Data records for software interfaces =>
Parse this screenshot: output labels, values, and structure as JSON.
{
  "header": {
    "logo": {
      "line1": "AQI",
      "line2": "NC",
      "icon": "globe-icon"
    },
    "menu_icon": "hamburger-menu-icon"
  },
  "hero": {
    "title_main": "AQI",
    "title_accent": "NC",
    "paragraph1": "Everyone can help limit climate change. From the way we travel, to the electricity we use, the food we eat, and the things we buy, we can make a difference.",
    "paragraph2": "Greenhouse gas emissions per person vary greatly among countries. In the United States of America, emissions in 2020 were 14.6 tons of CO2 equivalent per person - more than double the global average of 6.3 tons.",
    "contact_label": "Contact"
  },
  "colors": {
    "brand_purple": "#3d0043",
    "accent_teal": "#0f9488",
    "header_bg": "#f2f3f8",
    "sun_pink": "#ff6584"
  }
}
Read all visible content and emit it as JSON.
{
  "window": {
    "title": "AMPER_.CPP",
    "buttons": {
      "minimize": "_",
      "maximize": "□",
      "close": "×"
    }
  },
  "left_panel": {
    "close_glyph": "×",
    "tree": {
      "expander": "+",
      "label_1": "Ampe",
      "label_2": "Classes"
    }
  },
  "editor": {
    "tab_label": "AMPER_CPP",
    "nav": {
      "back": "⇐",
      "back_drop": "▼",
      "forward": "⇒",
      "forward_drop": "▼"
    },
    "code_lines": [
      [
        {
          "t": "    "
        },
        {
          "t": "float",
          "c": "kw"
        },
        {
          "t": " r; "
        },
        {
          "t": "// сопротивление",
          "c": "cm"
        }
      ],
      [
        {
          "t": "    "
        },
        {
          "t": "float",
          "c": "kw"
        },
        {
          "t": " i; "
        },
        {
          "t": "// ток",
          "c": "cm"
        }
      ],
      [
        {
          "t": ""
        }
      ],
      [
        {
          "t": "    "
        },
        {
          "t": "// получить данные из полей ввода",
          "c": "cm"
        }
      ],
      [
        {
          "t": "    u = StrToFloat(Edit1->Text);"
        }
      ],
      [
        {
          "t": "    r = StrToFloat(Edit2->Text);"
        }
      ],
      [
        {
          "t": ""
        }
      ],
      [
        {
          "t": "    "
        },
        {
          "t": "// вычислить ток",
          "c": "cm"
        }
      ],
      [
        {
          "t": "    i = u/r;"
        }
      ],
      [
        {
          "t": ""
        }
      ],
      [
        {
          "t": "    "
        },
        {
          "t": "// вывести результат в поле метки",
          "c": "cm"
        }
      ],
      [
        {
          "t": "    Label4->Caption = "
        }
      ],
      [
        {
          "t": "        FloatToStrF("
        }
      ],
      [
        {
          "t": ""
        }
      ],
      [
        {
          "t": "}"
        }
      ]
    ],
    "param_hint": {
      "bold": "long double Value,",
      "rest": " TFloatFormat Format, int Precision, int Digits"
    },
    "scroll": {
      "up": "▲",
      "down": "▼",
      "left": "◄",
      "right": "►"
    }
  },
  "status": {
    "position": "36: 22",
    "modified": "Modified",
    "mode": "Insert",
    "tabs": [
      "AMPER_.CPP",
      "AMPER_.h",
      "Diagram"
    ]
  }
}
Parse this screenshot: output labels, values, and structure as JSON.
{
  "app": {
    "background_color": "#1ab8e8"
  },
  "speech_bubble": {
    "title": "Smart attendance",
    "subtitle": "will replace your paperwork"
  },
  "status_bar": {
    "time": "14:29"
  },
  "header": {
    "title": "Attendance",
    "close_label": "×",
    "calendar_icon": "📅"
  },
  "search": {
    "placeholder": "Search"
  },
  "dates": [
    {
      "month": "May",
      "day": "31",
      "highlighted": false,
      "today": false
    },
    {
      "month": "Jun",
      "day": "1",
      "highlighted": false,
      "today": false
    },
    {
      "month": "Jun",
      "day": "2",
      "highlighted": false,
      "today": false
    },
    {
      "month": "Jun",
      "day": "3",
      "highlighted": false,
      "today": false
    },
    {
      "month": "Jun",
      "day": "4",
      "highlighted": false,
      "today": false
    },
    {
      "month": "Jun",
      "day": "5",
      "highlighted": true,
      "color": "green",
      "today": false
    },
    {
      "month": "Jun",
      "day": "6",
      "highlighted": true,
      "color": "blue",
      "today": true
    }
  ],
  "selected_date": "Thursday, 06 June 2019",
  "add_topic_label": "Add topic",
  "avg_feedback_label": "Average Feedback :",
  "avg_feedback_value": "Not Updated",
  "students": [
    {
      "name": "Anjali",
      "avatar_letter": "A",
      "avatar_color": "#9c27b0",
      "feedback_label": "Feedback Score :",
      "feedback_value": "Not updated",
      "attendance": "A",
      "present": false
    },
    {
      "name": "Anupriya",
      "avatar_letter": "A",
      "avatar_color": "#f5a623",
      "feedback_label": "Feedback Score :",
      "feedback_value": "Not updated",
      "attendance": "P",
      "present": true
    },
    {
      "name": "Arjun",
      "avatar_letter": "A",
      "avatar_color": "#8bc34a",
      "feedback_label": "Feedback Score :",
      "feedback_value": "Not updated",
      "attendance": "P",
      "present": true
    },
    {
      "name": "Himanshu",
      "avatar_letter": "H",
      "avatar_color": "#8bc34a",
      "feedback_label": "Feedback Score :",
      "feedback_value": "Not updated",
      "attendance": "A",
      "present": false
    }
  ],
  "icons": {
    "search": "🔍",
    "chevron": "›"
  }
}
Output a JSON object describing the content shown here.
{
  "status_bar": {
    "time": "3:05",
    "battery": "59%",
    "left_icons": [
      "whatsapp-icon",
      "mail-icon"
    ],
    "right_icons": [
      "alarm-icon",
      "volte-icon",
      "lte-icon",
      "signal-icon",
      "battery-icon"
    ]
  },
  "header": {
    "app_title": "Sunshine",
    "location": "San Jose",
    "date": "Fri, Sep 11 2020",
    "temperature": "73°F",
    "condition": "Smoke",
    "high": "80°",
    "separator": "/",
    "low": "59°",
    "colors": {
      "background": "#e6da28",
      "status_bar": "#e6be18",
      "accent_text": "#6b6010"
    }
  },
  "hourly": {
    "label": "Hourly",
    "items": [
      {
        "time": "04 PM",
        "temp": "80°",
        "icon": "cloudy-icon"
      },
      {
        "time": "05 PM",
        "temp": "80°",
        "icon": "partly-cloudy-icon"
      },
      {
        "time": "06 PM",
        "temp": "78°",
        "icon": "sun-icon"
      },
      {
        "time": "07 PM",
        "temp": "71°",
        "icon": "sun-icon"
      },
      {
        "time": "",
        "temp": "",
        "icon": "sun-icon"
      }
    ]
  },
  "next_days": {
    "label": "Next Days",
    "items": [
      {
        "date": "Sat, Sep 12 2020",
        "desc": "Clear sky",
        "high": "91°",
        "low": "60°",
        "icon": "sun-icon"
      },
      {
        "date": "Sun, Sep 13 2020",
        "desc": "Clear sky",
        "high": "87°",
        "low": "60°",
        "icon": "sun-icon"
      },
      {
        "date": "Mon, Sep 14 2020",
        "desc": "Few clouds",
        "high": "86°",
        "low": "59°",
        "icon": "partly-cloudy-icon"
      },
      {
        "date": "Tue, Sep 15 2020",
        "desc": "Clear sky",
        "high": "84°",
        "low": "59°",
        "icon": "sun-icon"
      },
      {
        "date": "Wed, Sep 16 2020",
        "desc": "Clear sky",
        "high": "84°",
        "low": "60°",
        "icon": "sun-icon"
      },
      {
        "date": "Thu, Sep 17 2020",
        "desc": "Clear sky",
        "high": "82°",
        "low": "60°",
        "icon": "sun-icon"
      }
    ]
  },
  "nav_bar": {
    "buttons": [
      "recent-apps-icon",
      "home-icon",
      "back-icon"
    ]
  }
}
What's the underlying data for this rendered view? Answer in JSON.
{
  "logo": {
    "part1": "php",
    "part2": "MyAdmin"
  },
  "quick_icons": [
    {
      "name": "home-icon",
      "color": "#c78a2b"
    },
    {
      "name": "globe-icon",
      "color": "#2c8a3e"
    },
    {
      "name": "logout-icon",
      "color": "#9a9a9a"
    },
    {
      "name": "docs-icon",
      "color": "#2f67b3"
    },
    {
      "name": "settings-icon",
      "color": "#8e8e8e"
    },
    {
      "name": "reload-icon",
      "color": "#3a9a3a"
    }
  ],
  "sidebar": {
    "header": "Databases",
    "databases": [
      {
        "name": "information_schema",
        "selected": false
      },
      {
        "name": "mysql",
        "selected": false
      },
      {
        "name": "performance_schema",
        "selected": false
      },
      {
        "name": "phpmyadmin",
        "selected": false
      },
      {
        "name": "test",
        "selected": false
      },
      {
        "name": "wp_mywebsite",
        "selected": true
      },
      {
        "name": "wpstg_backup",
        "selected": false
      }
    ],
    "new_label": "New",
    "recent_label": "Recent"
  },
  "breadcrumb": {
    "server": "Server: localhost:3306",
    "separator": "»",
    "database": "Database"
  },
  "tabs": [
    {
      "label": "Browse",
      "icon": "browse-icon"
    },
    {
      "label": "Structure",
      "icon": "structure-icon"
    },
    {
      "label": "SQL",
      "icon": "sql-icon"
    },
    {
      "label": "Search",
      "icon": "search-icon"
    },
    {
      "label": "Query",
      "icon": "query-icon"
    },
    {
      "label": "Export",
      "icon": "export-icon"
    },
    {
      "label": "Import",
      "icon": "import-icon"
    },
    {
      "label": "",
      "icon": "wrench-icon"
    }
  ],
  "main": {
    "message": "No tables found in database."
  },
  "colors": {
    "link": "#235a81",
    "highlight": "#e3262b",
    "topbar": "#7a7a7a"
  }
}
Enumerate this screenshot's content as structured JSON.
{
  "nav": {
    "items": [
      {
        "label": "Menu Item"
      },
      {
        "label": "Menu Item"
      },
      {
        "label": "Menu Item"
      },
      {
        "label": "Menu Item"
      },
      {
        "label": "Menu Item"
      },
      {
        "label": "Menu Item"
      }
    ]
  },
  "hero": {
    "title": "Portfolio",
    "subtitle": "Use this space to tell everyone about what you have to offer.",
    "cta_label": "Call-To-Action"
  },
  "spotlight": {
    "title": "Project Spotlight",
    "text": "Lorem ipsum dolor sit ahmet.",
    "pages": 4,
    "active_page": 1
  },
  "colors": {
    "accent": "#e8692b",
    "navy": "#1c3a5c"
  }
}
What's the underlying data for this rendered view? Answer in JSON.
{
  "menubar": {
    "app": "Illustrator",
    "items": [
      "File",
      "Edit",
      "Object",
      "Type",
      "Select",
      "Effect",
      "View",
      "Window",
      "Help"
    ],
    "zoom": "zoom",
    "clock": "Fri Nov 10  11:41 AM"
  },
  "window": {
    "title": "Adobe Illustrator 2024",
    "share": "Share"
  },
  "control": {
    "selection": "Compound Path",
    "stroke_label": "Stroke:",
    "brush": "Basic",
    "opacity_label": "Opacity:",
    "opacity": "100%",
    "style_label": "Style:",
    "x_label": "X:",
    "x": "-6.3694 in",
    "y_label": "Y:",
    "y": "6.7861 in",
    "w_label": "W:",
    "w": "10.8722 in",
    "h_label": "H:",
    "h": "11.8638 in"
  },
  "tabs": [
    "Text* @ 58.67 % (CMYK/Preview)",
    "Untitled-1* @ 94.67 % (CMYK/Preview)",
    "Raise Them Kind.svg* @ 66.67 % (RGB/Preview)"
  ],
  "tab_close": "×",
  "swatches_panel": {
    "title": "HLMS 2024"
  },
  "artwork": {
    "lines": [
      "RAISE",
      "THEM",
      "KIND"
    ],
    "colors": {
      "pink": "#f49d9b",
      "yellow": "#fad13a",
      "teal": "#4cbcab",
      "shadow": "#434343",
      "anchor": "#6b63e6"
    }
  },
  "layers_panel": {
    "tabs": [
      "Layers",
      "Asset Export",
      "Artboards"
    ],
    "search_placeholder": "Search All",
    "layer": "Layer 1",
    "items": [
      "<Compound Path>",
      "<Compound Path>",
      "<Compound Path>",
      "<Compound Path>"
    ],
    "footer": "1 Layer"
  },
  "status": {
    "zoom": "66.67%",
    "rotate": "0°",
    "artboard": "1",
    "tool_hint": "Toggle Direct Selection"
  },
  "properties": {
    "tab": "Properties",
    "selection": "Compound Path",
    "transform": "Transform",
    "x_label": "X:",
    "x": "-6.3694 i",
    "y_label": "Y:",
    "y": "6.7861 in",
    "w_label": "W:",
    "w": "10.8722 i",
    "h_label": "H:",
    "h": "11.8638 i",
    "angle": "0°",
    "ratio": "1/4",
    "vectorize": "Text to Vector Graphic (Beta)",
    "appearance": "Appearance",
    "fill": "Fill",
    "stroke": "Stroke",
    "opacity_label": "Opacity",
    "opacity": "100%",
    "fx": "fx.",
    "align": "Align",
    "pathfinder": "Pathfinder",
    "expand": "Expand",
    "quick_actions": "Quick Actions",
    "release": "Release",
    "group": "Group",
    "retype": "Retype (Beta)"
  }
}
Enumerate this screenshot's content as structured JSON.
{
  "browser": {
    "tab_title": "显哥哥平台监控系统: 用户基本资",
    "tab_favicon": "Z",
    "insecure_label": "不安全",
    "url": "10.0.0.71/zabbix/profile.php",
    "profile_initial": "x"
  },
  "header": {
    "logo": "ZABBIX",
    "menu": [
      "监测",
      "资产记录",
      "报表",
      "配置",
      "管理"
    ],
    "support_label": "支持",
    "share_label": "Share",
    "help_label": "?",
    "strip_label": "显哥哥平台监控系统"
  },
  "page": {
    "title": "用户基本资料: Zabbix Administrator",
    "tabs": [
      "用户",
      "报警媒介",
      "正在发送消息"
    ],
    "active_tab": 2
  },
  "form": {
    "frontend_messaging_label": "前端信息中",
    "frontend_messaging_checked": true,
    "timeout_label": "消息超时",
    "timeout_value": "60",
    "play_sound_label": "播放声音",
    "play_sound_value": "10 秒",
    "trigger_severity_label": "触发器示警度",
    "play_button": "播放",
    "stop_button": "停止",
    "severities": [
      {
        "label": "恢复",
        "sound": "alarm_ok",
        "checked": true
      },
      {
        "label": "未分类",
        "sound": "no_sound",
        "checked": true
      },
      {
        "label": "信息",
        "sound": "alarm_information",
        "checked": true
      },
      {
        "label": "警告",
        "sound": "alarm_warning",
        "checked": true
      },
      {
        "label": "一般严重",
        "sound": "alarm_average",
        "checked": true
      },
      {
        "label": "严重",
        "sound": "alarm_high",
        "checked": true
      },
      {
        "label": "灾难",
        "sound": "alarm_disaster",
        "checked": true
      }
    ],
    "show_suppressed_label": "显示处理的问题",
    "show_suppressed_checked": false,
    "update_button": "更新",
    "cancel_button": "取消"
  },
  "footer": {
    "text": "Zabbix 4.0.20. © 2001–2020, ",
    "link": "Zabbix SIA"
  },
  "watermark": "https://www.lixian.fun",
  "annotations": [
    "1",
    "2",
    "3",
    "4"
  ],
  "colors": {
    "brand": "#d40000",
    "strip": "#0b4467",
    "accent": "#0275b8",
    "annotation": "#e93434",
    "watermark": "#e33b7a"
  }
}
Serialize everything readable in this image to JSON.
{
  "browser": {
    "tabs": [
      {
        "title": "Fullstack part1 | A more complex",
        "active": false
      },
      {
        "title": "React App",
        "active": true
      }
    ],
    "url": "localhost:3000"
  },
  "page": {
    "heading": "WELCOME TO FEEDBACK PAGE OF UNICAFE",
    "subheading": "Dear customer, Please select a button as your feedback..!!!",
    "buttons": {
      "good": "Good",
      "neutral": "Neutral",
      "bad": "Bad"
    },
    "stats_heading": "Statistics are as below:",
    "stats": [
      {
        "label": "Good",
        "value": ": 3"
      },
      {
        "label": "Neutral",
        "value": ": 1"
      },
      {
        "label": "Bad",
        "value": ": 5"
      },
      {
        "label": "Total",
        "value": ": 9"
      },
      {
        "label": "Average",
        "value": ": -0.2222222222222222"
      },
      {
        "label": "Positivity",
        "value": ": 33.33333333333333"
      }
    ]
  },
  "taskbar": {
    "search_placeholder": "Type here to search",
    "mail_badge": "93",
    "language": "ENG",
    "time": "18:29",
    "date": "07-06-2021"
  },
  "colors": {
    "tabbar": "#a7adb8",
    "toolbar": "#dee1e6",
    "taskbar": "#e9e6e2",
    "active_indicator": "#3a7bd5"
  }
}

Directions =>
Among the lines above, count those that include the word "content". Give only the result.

Solution to the problem =>
4